Grimm, R. H., Davis, B. R., Piller, L. B., Cutler, J. A., Margolis, K. L., Barzilay, J., Dart, R. A., Graumlich, J. F., Murden, R. A., Randall, O. S. and for the ALLHAT Collaborative Research Group (2009), Heart Failure in ALLHAT: Did Blood Pressure Medication at Study Entry Influence Outcome?. The Journal of Clinical Hypertension, 11: 466–474. doi: 10.1111/j.1751-7176.2009.00149.x
- Issue published online: 9 SEP 2009
- Article first published online: 23 JUN 2009
- Manuscript received April 24, 2009; accepted May 28, 2009

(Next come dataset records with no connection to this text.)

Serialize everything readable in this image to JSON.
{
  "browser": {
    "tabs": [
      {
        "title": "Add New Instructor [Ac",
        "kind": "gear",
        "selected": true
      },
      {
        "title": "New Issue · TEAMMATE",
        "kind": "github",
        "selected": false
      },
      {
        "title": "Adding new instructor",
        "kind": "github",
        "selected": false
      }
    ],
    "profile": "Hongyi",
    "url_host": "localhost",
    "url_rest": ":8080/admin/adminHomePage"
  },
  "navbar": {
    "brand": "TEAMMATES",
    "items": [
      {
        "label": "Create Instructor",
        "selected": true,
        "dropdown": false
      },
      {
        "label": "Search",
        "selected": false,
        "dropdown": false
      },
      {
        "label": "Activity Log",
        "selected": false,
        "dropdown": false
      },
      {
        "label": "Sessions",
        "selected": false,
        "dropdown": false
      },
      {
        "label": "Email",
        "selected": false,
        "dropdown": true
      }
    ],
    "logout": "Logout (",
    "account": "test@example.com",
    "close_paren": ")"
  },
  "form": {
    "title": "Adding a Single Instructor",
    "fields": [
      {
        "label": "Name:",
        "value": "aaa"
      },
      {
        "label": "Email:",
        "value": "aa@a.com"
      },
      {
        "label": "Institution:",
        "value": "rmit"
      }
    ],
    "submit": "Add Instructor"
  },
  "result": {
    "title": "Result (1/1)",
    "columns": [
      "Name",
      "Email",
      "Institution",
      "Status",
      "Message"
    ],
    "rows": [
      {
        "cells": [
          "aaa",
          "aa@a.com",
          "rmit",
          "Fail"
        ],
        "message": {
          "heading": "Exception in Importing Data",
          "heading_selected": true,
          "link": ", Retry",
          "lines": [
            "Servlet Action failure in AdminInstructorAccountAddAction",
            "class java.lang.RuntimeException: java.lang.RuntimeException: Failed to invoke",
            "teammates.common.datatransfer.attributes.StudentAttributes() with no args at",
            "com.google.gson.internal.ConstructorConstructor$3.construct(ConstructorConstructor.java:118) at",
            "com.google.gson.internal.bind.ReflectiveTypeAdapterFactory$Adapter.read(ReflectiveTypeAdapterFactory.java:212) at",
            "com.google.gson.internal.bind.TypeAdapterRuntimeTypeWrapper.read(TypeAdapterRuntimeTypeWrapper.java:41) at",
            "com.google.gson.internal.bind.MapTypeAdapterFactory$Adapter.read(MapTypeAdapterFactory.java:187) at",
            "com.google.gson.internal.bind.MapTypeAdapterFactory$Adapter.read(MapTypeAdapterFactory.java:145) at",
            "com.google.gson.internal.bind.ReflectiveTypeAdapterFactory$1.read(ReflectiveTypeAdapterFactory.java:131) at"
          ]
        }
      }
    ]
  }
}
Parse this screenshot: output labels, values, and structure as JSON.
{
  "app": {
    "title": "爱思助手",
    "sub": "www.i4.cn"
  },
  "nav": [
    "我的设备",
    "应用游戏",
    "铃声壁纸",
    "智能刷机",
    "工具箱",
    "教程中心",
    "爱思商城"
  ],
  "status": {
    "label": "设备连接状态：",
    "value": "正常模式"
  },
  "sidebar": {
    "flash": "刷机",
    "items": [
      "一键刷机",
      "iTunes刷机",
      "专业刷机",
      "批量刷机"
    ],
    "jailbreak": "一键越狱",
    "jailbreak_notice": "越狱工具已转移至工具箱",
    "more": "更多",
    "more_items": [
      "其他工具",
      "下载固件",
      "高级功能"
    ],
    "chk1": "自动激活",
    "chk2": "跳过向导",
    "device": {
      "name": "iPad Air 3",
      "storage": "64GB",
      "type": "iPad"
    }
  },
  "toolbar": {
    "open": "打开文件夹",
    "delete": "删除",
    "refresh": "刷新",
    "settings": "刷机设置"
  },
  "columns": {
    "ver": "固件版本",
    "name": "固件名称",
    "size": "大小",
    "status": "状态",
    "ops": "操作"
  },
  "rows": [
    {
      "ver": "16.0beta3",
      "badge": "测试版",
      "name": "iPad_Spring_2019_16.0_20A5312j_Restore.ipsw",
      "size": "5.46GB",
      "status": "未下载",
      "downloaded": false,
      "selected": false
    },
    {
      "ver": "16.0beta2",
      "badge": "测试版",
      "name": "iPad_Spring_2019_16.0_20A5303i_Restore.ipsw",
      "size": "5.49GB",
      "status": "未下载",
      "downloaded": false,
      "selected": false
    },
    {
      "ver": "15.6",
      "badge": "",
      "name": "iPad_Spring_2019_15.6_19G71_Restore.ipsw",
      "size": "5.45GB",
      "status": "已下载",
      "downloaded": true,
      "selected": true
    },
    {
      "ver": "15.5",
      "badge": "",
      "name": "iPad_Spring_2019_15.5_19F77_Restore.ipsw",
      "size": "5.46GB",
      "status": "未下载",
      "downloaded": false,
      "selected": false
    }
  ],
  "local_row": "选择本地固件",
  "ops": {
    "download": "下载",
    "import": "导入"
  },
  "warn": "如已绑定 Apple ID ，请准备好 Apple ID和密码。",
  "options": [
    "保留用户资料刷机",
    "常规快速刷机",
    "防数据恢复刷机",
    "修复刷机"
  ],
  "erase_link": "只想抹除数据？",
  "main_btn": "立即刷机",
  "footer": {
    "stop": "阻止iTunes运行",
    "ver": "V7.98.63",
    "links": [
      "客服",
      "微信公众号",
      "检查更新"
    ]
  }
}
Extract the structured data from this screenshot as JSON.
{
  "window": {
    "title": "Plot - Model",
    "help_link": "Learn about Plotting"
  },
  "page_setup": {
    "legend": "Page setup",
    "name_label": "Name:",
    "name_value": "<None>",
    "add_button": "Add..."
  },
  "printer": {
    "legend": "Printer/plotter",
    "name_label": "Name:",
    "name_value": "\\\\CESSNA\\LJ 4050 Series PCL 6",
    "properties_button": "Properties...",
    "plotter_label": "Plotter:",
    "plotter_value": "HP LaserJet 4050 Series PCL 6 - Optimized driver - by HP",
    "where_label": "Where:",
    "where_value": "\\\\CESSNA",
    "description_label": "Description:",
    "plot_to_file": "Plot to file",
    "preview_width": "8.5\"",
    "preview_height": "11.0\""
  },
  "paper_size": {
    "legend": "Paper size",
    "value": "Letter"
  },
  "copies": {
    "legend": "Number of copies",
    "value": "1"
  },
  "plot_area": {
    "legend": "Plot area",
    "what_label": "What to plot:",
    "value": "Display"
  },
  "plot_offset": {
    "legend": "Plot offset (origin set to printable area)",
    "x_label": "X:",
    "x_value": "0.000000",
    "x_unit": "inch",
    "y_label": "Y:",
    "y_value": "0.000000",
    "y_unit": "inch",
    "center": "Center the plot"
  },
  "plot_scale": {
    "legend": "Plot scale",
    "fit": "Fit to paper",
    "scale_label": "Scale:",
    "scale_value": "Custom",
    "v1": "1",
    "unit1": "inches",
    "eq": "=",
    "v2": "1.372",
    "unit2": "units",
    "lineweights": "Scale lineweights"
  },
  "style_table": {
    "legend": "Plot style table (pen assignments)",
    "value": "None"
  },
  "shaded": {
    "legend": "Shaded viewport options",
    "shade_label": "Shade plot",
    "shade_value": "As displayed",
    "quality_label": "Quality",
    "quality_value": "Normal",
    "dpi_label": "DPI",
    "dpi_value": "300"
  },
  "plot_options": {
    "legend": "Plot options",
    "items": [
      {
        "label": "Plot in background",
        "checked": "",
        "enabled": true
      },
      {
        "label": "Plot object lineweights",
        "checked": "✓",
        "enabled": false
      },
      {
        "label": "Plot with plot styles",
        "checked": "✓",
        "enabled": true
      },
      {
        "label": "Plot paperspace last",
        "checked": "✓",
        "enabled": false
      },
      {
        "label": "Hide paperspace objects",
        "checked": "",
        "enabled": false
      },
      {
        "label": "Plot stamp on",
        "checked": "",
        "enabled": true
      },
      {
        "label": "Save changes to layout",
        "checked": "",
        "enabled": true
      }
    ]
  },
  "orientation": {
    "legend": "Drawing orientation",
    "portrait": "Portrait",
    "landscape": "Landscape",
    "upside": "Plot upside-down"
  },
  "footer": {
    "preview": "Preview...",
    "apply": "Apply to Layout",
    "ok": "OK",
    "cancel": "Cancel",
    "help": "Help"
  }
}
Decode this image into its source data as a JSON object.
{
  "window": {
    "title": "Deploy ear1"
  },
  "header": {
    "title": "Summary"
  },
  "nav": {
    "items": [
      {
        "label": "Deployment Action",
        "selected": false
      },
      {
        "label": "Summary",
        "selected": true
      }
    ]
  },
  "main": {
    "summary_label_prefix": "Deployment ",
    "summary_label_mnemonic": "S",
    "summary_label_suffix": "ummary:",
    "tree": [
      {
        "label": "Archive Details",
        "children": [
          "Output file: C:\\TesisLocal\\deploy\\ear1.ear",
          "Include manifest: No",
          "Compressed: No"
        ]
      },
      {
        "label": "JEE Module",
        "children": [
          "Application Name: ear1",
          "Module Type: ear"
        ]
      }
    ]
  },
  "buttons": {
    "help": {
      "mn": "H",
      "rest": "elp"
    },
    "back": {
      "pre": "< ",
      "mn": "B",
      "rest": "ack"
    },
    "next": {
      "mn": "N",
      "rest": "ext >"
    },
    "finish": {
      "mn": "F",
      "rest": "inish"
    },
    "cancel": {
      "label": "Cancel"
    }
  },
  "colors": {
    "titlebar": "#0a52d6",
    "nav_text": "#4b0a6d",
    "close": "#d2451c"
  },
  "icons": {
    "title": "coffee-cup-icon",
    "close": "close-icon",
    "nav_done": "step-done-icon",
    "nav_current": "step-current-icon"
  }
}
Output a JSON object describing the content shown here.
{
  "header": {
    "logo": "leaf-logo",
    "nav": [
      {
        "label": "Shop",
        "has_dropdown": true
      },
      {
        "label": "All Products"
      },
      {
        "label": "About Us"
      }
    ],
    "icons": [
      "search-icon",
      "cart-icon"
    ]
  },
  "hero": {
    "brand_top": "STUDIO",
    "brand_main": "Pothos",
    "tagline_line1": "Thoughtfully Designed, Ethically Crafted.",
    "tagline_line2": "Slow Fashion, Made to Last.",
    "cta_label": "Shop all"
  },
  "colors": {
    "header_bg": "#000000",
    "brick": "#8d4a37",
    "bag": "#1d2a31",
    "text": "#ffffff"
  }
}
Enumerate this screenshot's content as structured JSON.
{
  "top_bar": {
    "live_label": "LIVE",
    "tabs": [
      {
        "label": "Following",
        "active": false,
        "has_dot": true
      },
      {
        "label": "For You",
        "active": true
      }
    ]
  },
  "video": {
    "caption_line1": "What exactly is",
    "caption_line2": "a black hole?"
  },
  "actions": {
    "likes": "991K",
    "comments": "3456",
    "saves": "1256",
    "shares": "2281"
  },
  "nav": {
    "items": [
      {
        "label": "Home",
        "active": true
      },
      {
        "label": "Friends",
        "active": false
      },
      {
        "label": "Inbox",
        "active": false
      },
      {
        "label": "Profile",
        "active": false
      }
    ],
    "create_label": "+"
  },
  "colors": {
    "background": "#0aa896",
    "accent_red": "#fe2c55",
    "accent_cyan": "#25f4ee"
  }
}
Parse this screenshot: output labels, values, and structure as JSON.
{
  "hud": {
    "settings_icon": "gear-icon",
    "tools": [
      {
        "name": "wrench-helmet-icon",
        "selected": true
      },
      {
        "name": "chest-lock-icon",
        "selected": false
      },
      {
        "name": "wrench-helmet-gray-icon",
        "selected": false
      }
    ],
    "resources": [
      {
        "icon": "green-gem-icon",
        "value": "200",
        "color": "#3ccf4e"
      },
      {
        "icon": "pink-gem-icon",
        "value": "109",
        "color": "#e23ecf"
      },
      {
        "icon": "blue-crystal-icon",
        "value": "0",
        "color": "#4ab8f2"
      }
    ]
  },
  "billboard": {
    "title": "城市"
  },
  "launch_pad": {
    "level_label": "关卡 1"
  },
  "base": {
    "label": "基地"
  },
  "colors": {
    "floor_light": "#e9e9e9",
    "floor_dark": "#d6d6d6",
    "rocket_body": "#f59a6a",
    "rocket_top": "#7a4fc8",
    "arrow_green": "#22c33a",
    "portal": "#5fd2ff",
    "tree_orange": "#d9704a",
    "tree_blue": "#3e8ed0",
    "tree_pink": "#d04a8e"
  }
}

Lower heart failure (HF) rates in individuals taking chlorthalidone vs amlodipine, lisinopril, or doxazosin were unanticipated in the Antihypertensive and Lipid-Lowering Treatment to Prevent Heart Attack Trial (ALLHAT). HF differences appeared early, leading to questions about the possible influence of pre-enrollment antihypertensive drugs. A post hoc study evaluated hospitalized HF events. During year 1479 individuals had HF, with pre-entry antihypertensive medication data obtained on 301 patients (63%). Case-only analysis examined interactive effects (interaction odds ratio [OR, ratio of ORs]) of previous medication and ALLHAT treatment on HF outcomes, eg, did treatment effect differ by pre-entry antihypertensive class? Among cases, 39%, 37%, 17%, and 47% were taking pre-entry diuretics, angiotensin-converting enzyme inhibitors, β-blockers, and calcium channel blockers, respectively. Interaction OR for year 1 HF for amlodipine vs chlorthalidone for patients taking vs not taking diuretics pre-entry was 1.08 (95% confidence interval [CI], 0.53–2.21; P=.83); for lisinopril vs chlorthalidone, 1.33 (95% CI, 0.65–2.74; P=.44); and for doxazosin vs chlorthalidone, 1.13 (95% CI, 0.57–2.25; P=.73). Controlling for other pre-entry antihypertensives yielded similar results. There was no significant evidence that pre-entry drug type explained observed hospitalized HF differences by ALLHAT treatment.